---------- Records supplied

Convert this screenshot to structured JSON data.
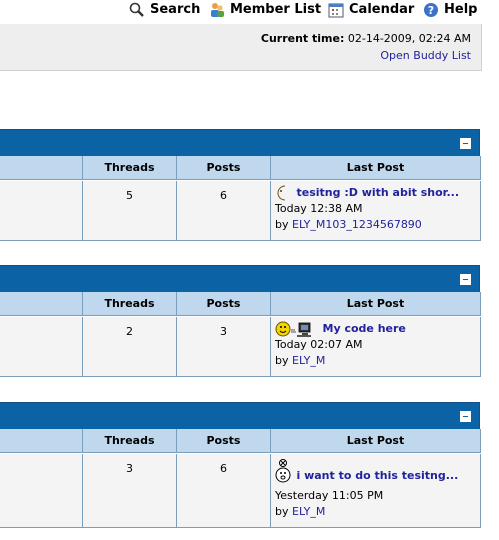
{
  "nav": {
    "search": "Search",
    "members": "Member List",
    "calendar": "Calendar",
    "help": "Help"
  },
  "info": {
    "time_label": "Current time:",
    "time_value": "02-14-2009, 02:24 AM",
    "buddy": "Open Buddy List"
  },
  "forums": [
    {
      "headers": {
        "threads": "Threads",
        "posts": "Posts",
        "lastpost": "Last Post"
      },
      "threads": "5",
      "posts": "6",
      "title": "tesitng :D with abit shor...",
      "time": "Today 12:38 AM",
      "by": "by",
      "user": "ELY_M103_1234567890",
      "icon": "moon-smiley-icon"
    },
    {
      "headers": {
        "threads": "Threads",
        "posts": "Posts",
        "lastpost": "Last Post"
      },
      "threads": "2",
      "posts": "3",
      "title": "My code here",
      "time": "Today 02:07 AM",
      "by": "by",
      "user": "ELY_M",
      "icon": "computer-smiley-icon"
    },
    {
      "headers": {
        "threads": "Threads",
        "posts": "Posts",
        "lastpost": "Last Post"
      },
      "threads": "3",
      "posts": "6",
      "title": "i want to do this tesitng...",
      "time": "Yesterday 11:05 PM",
      "by": "by",
      "user": "ELY_M",
      "icon": "bug-smiley-icon"
    }
  ],
  "colors": {
    "header_blue": "#0b63a5",
    "column_header": "#c0d8ee",
    "link": "#22229c"
  }
}
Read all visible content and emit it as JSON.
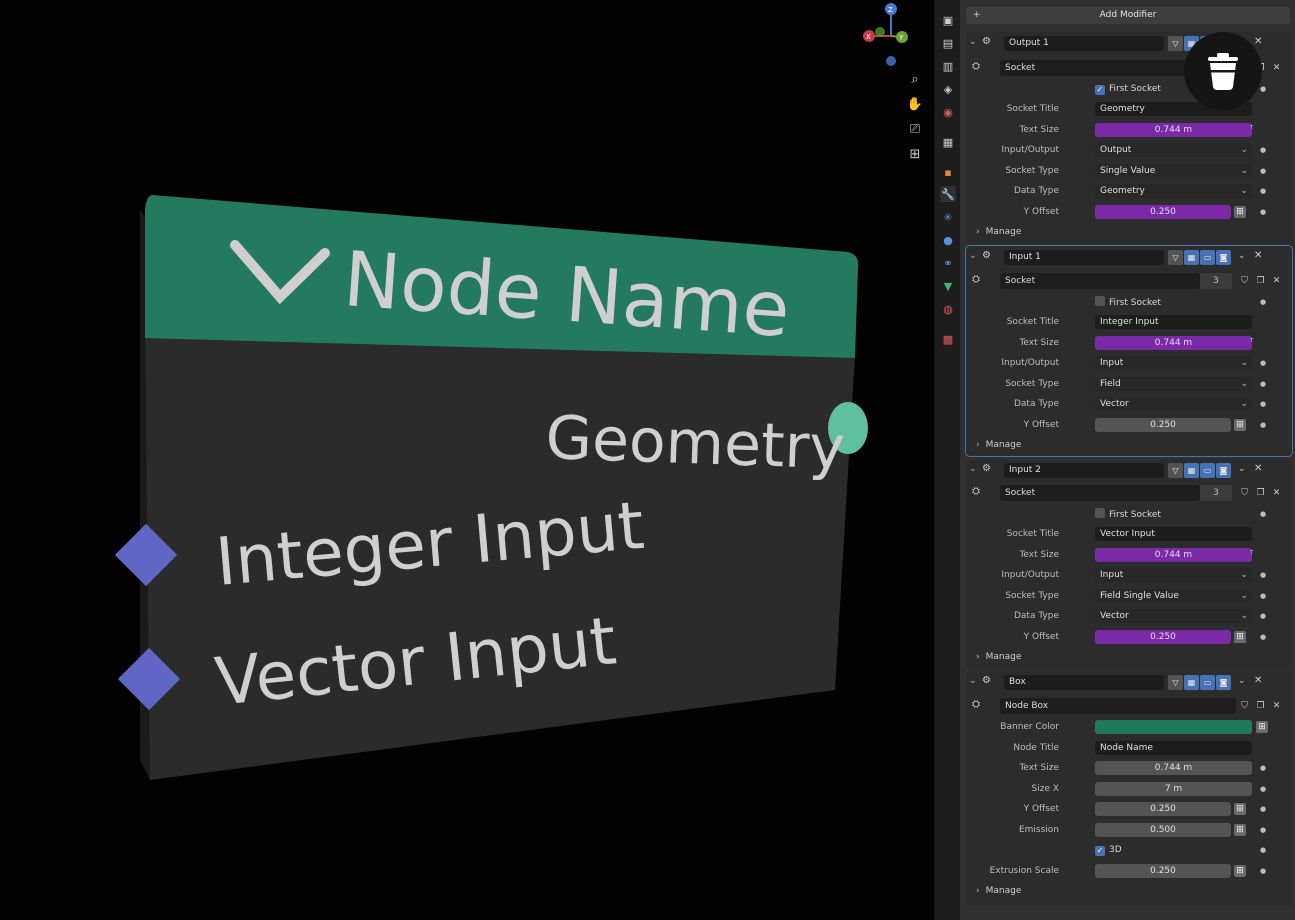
{
  "viewport": {
    "node": {
      "title": "Node Name",
      "output_label": "Geometry",
      "inputs": [
        "Integer Input",
        "Vector Input"
      ],
      "banner_color": "#237a5e",
      "body_color": "#2b2b2b",
      "output_socket_color": "#5fbf9e",
      "input_socket_color": "#6066c4"
    },
    "gizmo": {
      "x": "X",
      "y": "Y",
      "z": "Z"
    }
  },
  "panel": {
    "add_modifier": "Add Modifier",
    "modifiers": [
      {
        "name": "Output 1",
        "sub_name": "Socket",
        "checkbox": {
          "label": "First Socket",
          "checked": true
        },
        "props": [
          {
            "label": "Socket Title",
            "value": "Geometry",
            "kind": "text"
          },
          {
            "label": "Text Size",
            "value": "0.744 m",
            "kind": "purple"
          },
          {
            "label": "Input/Output",
            "value": "Output",
            "kind": "menu"
          },
          {
            "label": "Socket Type",
            "value": "Single Value",
            "kind": "menu"
          },
          {
            "label": "Data Type",
            "value": "Geometry",
            "kind": "menu"
          },
          {
            "label": "Y Offset",
            "value": "0.250",
            "kind": "purple"
          }
        ],
        "manage": "Manage"
      },
      {
        "name": "Input 1",
        "sub_name": "Socket",
        "users": "3",
        "checkbox": {
          "label": "First Socket",
          "checked": false
        },
        "props": [
          {
            "label": "Socket Title",
            "value": "Integer Input",
            "kind": "text"
          },
          {
            "label": "Text Size",
            "value": "0.744 m",
            "kind": "purple"
          },
          {
            "label": "Input/Output",
            "value": "Input",
            "kind": "menu"
          },
          {
            "label": "Socket Type",
            "value": "Field",
            "kind": "menu"
          },
          {
            "label": "Data Type",
            "value": "Vector",
            "kind": "menu"
          },
          {
            "label": "Y Offset",
            "value": "0.250",
            "kind": "num"
          }
        ],
        "manage": "Manage"
      },
      {
        "name": "Input 2",
        "sub_name": "Socket",
        "users": "3",
        "checkbox": {
          "label": "First Socket",
          "checked": false
        },
        "props": [
          {
            "label": "Socket Title",
            "value": "Vector Input",
            "kind": "text"
          },
          {
            "label": "Text Size",
            "value": "0.744 m",
            "kind": "purple"
          },
          {
            "label": "Input/Output",
            "value": "Input",
            "kind": "menu"
          },
          {
            "label": "Socket Type",
            "value": "Field Single Value",
            "kind": "menu"
          },
          {
            "label": "Data Type",
            "value": "Vector",
            "kind": "menu"
          },
          {
            "label": "Y Offset",
            "value": "0.250",
            "kind": "purple"
          }
        ],
        "manage": "Manage"
      },
      {
        "name": "Box",
        "sub_name": "Node Box",
        "props": [
          {
            "label": "Banner Color",
            "value": "",
            "kind": "color",
            "color": "#1f7a5c"
          },
          {
            "label": "Node Title",
            "value": "Node Name",
            "kind": "text"
          },
          {
            "label": "Text Size",
            "value": "0.744 m",
            "kind": "num"
          },
          {
            "label": "Size X",
            "value": "7 m",
            "kind": "num"
          },
          {
            "label": "Y Offset",
            "value": "0.250",
            "kind": "num"
          },
          {
            "label": "Emission",
            "value": "0.500",
            "kind": "num"
          }
        ],
        "checkbox": {
          "label": "3D",
          "checked": true
        },
        "extra_prop": {
          "label": "Extrusion Scale",
          "value": "0.250",
          "kind": "num"
        },
        "manage": "Manage"
      }
    ]
  },
  "colors": {
    "accent": "#4772b3",
    "purple_field": "#7b2aa7"
  }
}
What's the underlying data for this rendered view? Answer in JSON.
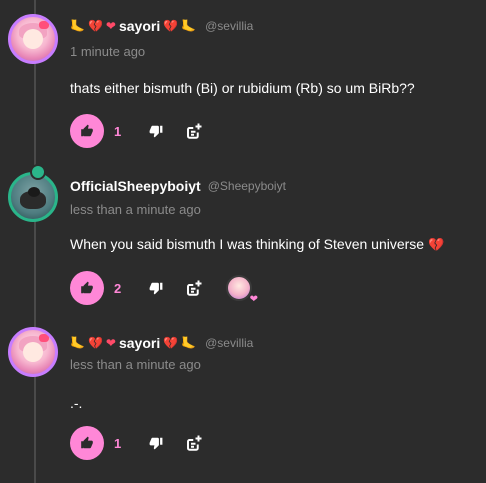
{
  "comments": [
    {
      "user": {
        "name": "sayori",
        "handle": "@sevillia",
        "decor_left": [
          "🦶",
          "💔",
          "❤"
        ],
        "decor_right": [
          "💔",
          "🦶"
        ]
      },
      "time": "1 minute ago",
      "text": "thats either bismuth (Bi) or rubidium (Rb) so um BiRb??",
      "likes": "1",
      "liked": true
    },
    {
      "user": {
        "name": "OfficialSheepyboiyt",
        "handle": "@Sheepyboiyt"
      },
      "time": "less than a minute ago",
      "text": "When you said bismuth I was thinking of Steven universe",
      "text_emoji": "💔",
      "likes": "2",
      "liked": true,
      "reacted_by_avatar": true
    },
    {
      "user": {
        "name": "sayori",
        "handle": "@sevillia",
        "decor_left": [
          "🦶",
          "💔",
          "❤"
        ],
        "decor_right": [
          "💔",
          "🦶"
        ]
      },
      "time": "less than a minute ago",
      "text": ".-.",
      "likes": "1",
      "liked": true
    }
  ],
  "colors": {
    "accent_pink": "#ff87d7",
    "background": "#2c2c2c",
    "muted_text": "#8b8b8b"
  },
  "icons": {
    "like": "thumbs-up-icon",
    "dislike": "thumbs-down-icon",
    "reply": "add-reply-icon"
  }
}
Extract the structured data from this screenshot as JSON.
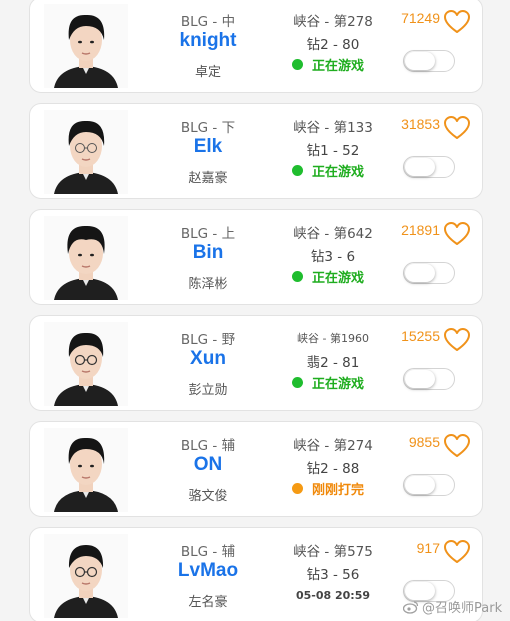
{
  "players": [
    {
      "team_role": "BLG - 中",
      "name": "knight",
      "real_name": "卓定",
      "rank": "峡谷 - 第278",
      "tier": "钻2 - 80",
      "status": "正在游戏",
      "status_type": "playing",
      "likes": "71249",
      "toggle_on": false
    },
    {
      "team_role": "BLG - 下",
      "name": "Elk",
      "real_name": "赵嘉豪",
      "rank": "峡谷 - 第133",
      "tier": "钻1 - 52",
      "status": "正在游戏",
      "status_type": "playing",
      "likes": "31853",
      "toggle_on": false
    },
    {
      "team_role": "BLG - 上",
      "name": "Bin",
      "real_name": "陈泽彬",
      "rank": "峡谷 - 第642",
      "tier": "钻3 - 6",
      "status": "正在游戏",
      "status_type": "playing",
      "likes": "21891",
      "toggle_on": false
    },
    {
      "team_role": "BLG - 野",
      "name": "Xun",
      "real_name": "彭立勋",
      "rank": "峡谷 - 第1960",
      "tier": "翡2 - 81",
      "status": "正在游戏",
      "status_type": "playing",
      "likes": "15255",
      "toggle_on": false
    },
    {
      "team_role": "BLG - 辅",
      "name": "ON",
      "real_name": "骆文俊",
      "rank": "峡谷 - 第274",
      "tier": "钻2 - 88",
      "status": "刚刚打完",
      "status_type": "recent",
      "likes": "9855",
      "toggle_on": false
    },
    {
      "team_role": "BLG - 辅",
      "name": "LvMao",
      "real_name": "左名豪",
      "rank": "峡谷 - 第575",
      "tier": "钻3 - 56",
      "status": "05-08 20:59",
      "status_type": "time",
      "likes": "917",
      "toggle_on": false
    }
  ],
  "icons": {
    "avatar": "player-photo",
    "like": "heart-outline-icon",
    "status": "status-dot-icon",
    "toggle": "follow-toggle"
  },
  "colors": {
    "name": "#1a73e8",
    "likes": "#f0921a",
    "playing": "#1fad1f",
    "recent": "#f0890a"
  },
  "watermark": {
    "text": "@召唤师Park"
  }
}
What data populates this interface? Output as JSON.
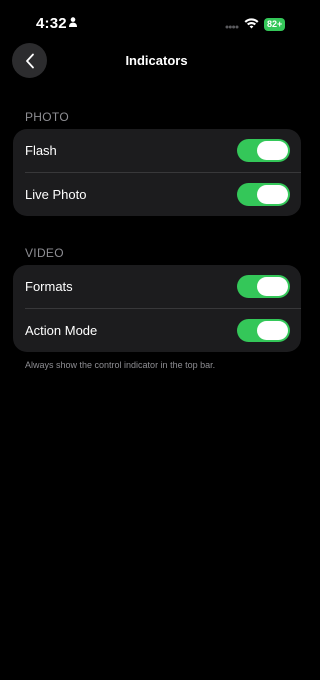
{
  "status_bar": {
    "time": "4:32",
    "battery": "82+"
  },
  "nav": {
    "title": "Indicators"
  },
  "sections": [
    {
      "header": "PHOTO",
      "rows": [
        {
          "label": "Flash",
          "on": true
        },
        {
          "label": "Live Photo",
          "on": true
        }
      ]
    },
    {
      "header": "VIDEO",
      "rows": [
        {
          "label": "Formats",
          "on": true
        },
        {
          "label": "Action Mode",
          "on": true
        }
      ]
    }
  ],
  "footer_note": "Always show the control indicator in the top bar.",
  "colors": {
    "accent_toggle": "#34c759",
    "background": "#000000",
    "group": "#1c1c1e",
    "secondary_text": "#8e8e93"
  },
  "icons": {
    "back": "chevron-left-icon",
    "person": "person-icon",
    "wifi": "wifi-icon",
    "signal": "signal-dots-icon"
  }
}
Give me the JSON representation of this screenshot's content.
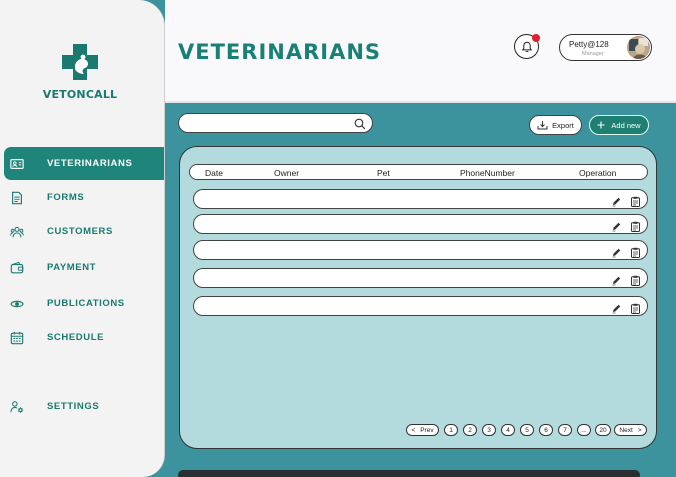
{
  "brand": {
    "name": "VETONCALL",
    "color": "#1a7a70"
  },
  "sidebar": {
    "items": [
      {
        "label": "VETERINARIANS",
        "icon": "id-card-icon",
        "active": true
      },
      {
        "label": "FORMS",
        "icon": "document-icon",
        "active": false
      },
      {
        "label": "CUSTOMERS",
        "icon": "users-icon",
        "active": false
      },
      {
        "label": "PAYMENT",
        "icon": "wallet-icon",
        "active": false
      },
      {
        "label": "PUBLICATIONS",
        "icon": "eye-icon",
        "active": false
      },
      {
        "label": "SCHEDULE",
        "icon": "calendar-icon",
        "active": false
      }
    ],
    "settings": {
      "label": "SETTINGS",
      "icon": "user-gear-icon"
    }
  },
  "header": {
    "title": "VETERINARIANS",
    "notification": {
      "icon": "bell-icon",
      "has_unread": true
    },
    "user": {
      "name": "Petty@128",
      "role": "Manager"
    }
  },
  "toolbar": {
    "search": {
      "placeholder": "",
      "value": "",
      "icon": "search-icon"
    },
    "export_label": "Export",
    "add_label": "Add new"
  },
  "table": {
    "columns": [
      "Date",
      "Owner",
      "Pet",
      "PhoneNumber",
      "Operation"
    ],
    "rows": [
      {
        "date": "",
        "owner": "",
        "pet": "",
        "phone": ""
      },
      {
        "date": "",
        "owner": "",
        "pet": "",
        "phone": ""
      },
      {
        "date": "",
        "owner": "",
        "pet": "",
        "phone": ""
      },
      {
        "date": "",
        "owner": "",
        "pet": "",
        "phone": ""
      },
      {
        "date": "",
        "owner": "",
        "pet": "",
        "phone": ""
      }
    ],
    "row_actions": [
      "pencil-icon",
      "clipboard-icon"
    ]
  },
  "pagination": {
    "prev_label": "Prev",
    "next_label": "Next",
    "pages": [
      "1",
      "2",
      "3",
      "4",
      "5",
      "6",
      "7",
      "...",
      "20"
    ]
  },
  "colors": {
    "accent": "#1f857a",
    "background": "#3c939d",
    "panel": "#b3dadc",
    "notification_dot": "#e0202a"
  }
}
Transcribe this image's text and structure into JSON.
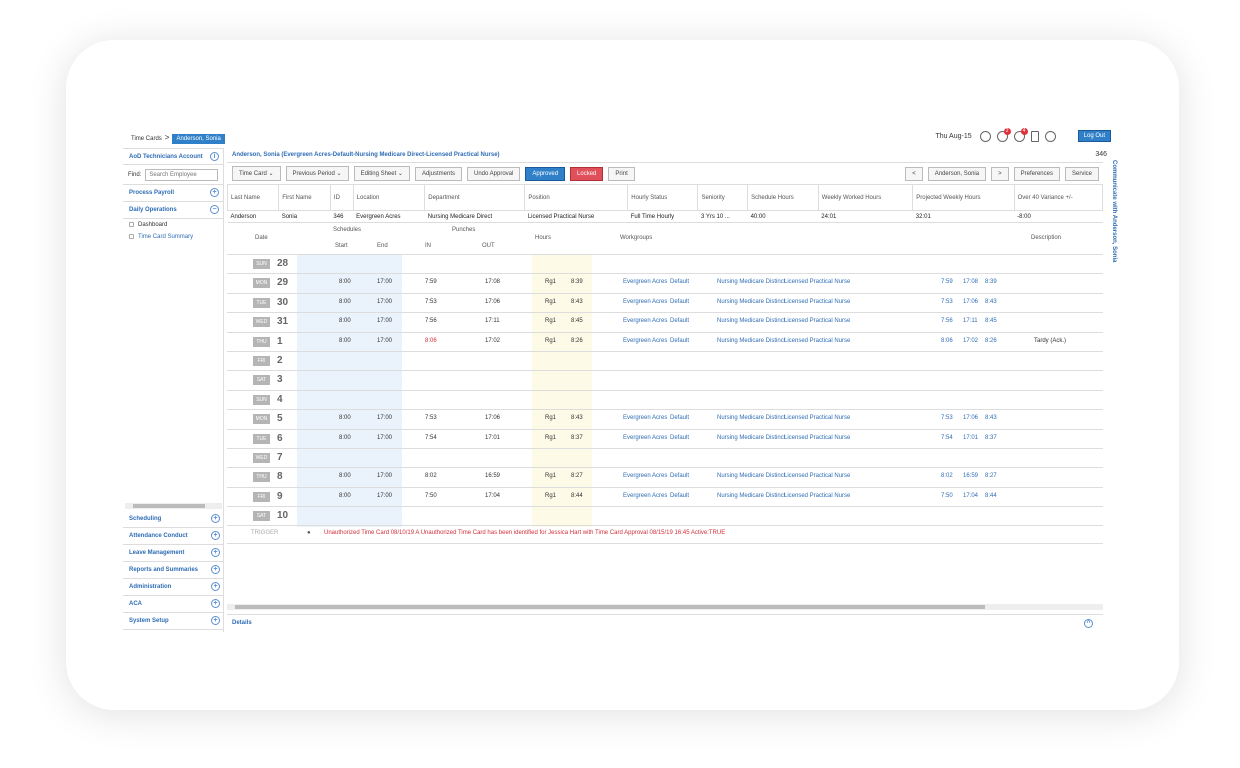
{
  "breadcrumb": {
    "root": "Time Cards",
    "sep": ">",
    "current": "Anderson, Sonia"
  },
  "topbar": {
    "date": "Thu Aug-15",
    "notif_badge1": "2",
    "notif_badge2": "4",
    "logout": "Log Out"
  },
  "sidebar": {
    "account": "AoD Technicians Account",
    "find_label": "Find:",
    "find_placeholder": "Search Employee",
    "sections": [
      "Process Payroll",
      "Daily Operations"
    ],
    "items": [
      "Dashboard",
      "Time Card Summary"
    ],
    "lower": [
      "Scheduling",
      "Attendance Conduct",
      "Leave Management",
      "Reports and Summaries",
      "Administration",
      "ACA",
      "System Setup"
    ]
  },
  "main": {
    "title": "Anderson, Sonia (Evergreen Acres-Default-Nursing Medicare Direct-Licensed Practical Nurse)",
    "count": "346",
    "toolbar": [
      "Time Card",
      "Previous Period",
      "Editing Sheet",
      "Adjustments",
      "Undo Approval",
      "Approved",
      "Locked",
      "Print"
    ],
    "toolbar_right": [
      "<",
      "Anderson, Sonia",
      ">",
      "Preferences",
      "Service"
    ],
    "info_headers": [
      "Last Name",
      "First Name",
      "ID",
      "Location",
      "Department",
      "Position",
      "Hourly Status",
      "Seniority",
      "Schedule Hours",
      "Weekly Worked Hours",
      "Projected Weekly Hours",
      "Over 40 Variance +/-"
    ],
    "info_values": [
      "Anderson",
      "Sonia",
      "346",
      "Evergreen Acres",
      "Nursing Medicare Direct",
      "Licensed Practical Nurse",
      "Full Time Hourly",
      "3 Yrs 10 ...",
      "40:00",
      "24:01",
      "32:01",
      "-8:00"
    ],
    "grid_headers": {
      "date": "Date",
      "schedules": "Schedules",
      "start": "Start",
      "end": "End",
      "punches": "Punches",
      "in": "IN",
      "out": "OUT",
      "hours": "Hours",
      "workgroups": "Workgroups",
      "description": "Description"
    },
    "rows": [
      {
        "day": "SUN",
        "num": "28"
      },
      {
        "day": "MON",
        "num": "29",
        "start": "8:00",
        "end": "17:00",
        "in": "7:59",
        "out": "17:08",
        "code": "Rg1",
        "hours": "8:39",
        "loc": "Evergreen Acres",
        "grp": "Default",
        "dept": "Nursing Medicare Distinct",
        "pos": "Licensed Practical Nurse",
        "p1": "7:59",
        "p2": "17:08",
        "p3": "8:39"
      },
      {
        "day": "TUE",
        "num": "30",
        "start": "8:00",
        "end": "17:00",
        "in": "7:53",
        "out": "17:06",
        "code": "Rg1",
        "hours": "8:43",
        "loc": "Evergreen Acres",
        "grp": "Default",
        "dept": "Nursing Medicare Distinct",
        "pos": "Licensed Practical Nurse",
        "p1": "7:53",
        "p2": "17:06",
        "p3": "8:43"
      },
      {
        "day": "WED",
        "num": "31",
        "start": "8:00",
        "end": "17:00",
        "in": "7:56",
        "out": "17:11",
        "code": "Rg1",
        "hours": "8:45",
        "loc": "Evergreen Acres",
        "grp": "Default",
        "dept": "Nursing Medicare Distinct",
        "pos": "Licensed Practical Nurse",
        "p1": "7:56",
        "p2": "17:11",
        "p3": "8:45"
      },
      {
        "day": "THU",
        "num": "1",
        "start": "8:00",
        "end": "17:00",
        "in": "8:06",
        "out": "17:02",
        "code": "Rg1",
        "hours": "8:26",
        "loc": "Evergreen Acres",
        "grp": "Default",
        "dept": "Nursing Medicare Distinct",
        "pos": "Licensed Practical Nurse",
        "p1": "8:06",
        "p2": "17:02",
        "p3": "8:26",
        "desc": "Tardy (Ack.)"
      },
      {
        "day": "FRI",
        "num": "2"
      },
      {
        "day": "SAT",
        "num": "3"
      },
      {
        "day": "SUN",
        "num": "4"
      },
      {
        "day": "MON",
        "num": "5",
        "start": "8:00",
        "end": "17:00",
        "in": "7:53",
        "out": "17:06",
        "code": "Rg1",
        "hours": "8:43",
        "loc": "Evergreen Acres",
        "grp": "Default",
        "dept": "Nursing Medicare Distinct",
        "pos": "Licensed Practical Nurse",
        "p1": "7:53",
        "p2": "17:06",
        "p3": "8:43"
      },
      {
        "day": "TUE",
        "num": "6",
        "start": "8:00",
        "end": "17:00",
        "in": "7:54",
        "out": "17:01",
        "code": "Rg1",
        "hours": "8:37",
        "loc": "Evergreen Acres",
        "grp": "Default",
        "dept": "Nursing Medicare Distinct",
        "pos": "Licensed Practical Nurse",
        "p1": "7:54",
        "p2": "17:01",
        "p3": "8:37"
      },
      {
        "day": "WED",
        "num": "7"
      },
      {
        "day": "THU",
        "num": "8",
        "start": "8:00",
        "end": "17:00",
        "in": "8:02",
        "out": "16:59",
        "code": "Rg1",
        "hours": "8:27",
        "loc": "Evergreen Acres",
        "grp": "Default",
        "dept": "Nursing Medicare Distinct",
        "pos": "Licensed Practical Nurse",
        "p1": "8:02",
        "p2": "16:59",
        "p3": "8:27"
      },
      {
        "day": "FRI",
        "num": "9",
        "start": "8:00",
        "end": "17:00",
        "in": "7:50",
        "out": "17:04",
        "code": "Rg1",
        "hours": "8:44",
        "loc": "Evergreen Acres",
        "grp": "Default",
        "dept": "Nursing Medicare Distinct",
        "pos": "Licensed Practical Nurse",
        "p1": "7:50",
        "p2": "17:04",
        "p3": "8:44"
      },
      {
        "day": "SAT",
        "num": "10"
      }
    ],
    "trigger_label": "TRIGGER",
    "trigger_msg": "Unauthorized Time Card 08/10/19 A Unauthorized Time Card has been identified for Jessica Hart with Time Card Approval 08/15/19 16:45 Active:TRUE",
    "details": "Details",
    "comm": "Communicate with Anderson, Sonia"
  }
}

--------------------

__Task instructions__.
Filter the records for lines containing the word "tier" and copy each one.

__Answer for this exercise__.
      "tier": "钻2 - 80",
      "tier": "钻1 - 52",
      "tier": "钻3 - 6",
      "tier": "翡2 - 81",
      "tier": "钻2 - 88",
      "tier": "钻3 - 56",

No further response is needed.